A trove of personal notebooks owned by individuals associated with the 1916 Rising.
The Kilmainham Gaol Autograph Books collection is a trove of approximately 60 personal notebooks owned by individuals associated with the 1916 Rising and containing the personal signatures and reminiscences of many people from the revolutionary movement. The origins of most of the books date from the 1916 period and its aftermath, when large numbers of the insurgents were held prisoner by the British authorities and held in jails throughout the United Kingdom. Scraps of verse, prayers, personal mementoes or simply signatures appear on every page. Some of the signatures are of people who were hugely significant during the Rising and subsequently but most are simply from the regular men who formed the bulk of the ranks of the Irish Volunteers in 1916.
It was very common in the early twentieth century for people to own an autograph book. They were cheaply and readily available, and in more stable times, the owner of the book would collect the autographs of family, friends or people they met at an array of social, sporting or cultural gatherings. During World War One autograph books were commonly used by soldiers to gather the signatures of their fellow men in their battalion or quite commonly, their fellow prisoners at a POW camp.
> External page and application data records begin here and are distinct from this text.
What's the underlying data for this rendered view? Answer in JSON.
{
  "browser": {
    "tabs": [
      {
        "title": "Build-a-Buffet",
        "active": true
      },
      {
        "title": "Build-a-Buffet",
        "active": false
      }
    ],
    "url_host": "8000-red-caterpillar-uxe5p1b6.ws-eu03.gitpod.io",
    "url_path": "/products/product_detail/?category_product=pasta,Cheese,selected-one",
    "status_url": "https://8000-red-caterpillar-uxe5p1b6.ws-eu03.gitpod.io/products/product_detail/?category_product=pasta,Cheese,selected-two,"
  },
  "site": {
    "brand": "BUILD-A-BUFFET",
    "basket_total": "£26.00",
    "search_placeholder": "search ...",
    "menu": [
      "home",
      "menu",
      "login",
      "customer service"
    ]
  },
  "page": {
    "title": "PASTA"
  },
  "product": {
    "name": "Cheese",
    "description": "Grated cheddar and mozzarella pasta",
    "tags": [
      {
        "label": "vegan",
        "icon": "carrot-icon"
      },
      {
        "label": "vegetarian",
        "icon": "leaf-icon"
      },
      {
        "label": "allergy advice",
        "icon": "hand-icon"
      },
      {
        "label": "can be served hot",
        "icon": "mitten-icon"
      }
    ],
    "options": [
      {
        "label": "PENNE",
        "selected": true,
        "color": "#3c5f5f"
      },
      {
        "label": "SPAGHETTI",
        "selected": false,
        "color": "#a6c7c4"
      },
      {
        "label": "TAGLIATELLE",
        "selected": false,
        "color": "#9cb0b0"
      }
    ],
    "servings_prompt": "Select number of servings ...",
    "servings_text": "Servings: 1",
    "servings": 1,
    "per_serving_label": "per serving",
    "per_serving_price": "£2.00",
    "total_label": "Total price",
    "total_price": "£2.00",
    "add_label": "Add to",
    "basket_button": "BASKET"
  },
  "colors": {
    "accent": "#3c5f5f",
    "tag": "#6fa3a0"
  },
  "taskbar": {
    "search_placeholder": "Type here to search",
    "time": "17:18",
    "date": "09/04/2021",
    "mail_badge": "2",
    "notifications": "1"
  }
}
In this broader context then, that Irish prisoners had access to autograph books and used them to collect the signatures of those who were imprisoned alongside them is not unusual.
Since the opening of Kilmainham Gaol to the public in 1966 former political prisoners or their descendants have gifted an array of material to the archives there. The autograph books are fascinating examples of material culture from the Irish Revolutionary period. At the basic level the books contain a prisoner’s name, date and place of incarceration. In this context the prisoners are creating their own records of who was held where, an informal register of Irish prisoners for themselves that flew in the face of their highly regimented lives in British prisons. The names in the book allow us to understand who was arrested and interned in the wake of the Easter Rising. Some of the names are well known and rose to national prominence after their release. Others are less well known, and their period of imprisonment after 1916 signalled the end of their political activism. By linking the names with the Bureau of Military History Witness Statements and Pension files it has been possible to take a name from the page of the autograph books and understand how and why these people came to be in prison. It is worth noting that the books had a life beyond prison, and some of the books, in particular “Frongoch 1916 & Dail Eireann 1919” and “Relatives of 1916 Leaders” feature autographs of people that were connected with the events of 1916 and the Irish Revolution, but were not prisoners themselves.
As prison is about serving time, the autograph books were also used to pass time and allowed prisoners to express themselves. There are a range of poems and political statements, illustrated pages using the aesthetics of the Cultural Revival that had done so much to bring the Rising into being, and there are drawings of the prisons and the people that inhabited them. In all the Kilmainham autograph books offer a fascinating insight into the prisoners of the post-Rising months and add another layer of material for relatives, researchers and those generally interested in 1916.
The collection can be viewed on a dedicated website www.kilmainhamautographs.ie. Approximately 7,000 pages and 800 historic photographs have been digitised and displayed on the website. There are about 250 pages which have a strong connection with 1916 in particular, and these are interpreted and explained in deeper detail, with additional content behind the scanned page describing the life and history of the individual and adding further details to his or her story from records available in the Gaol Collection, the National Archive, the Military Archive and other sources.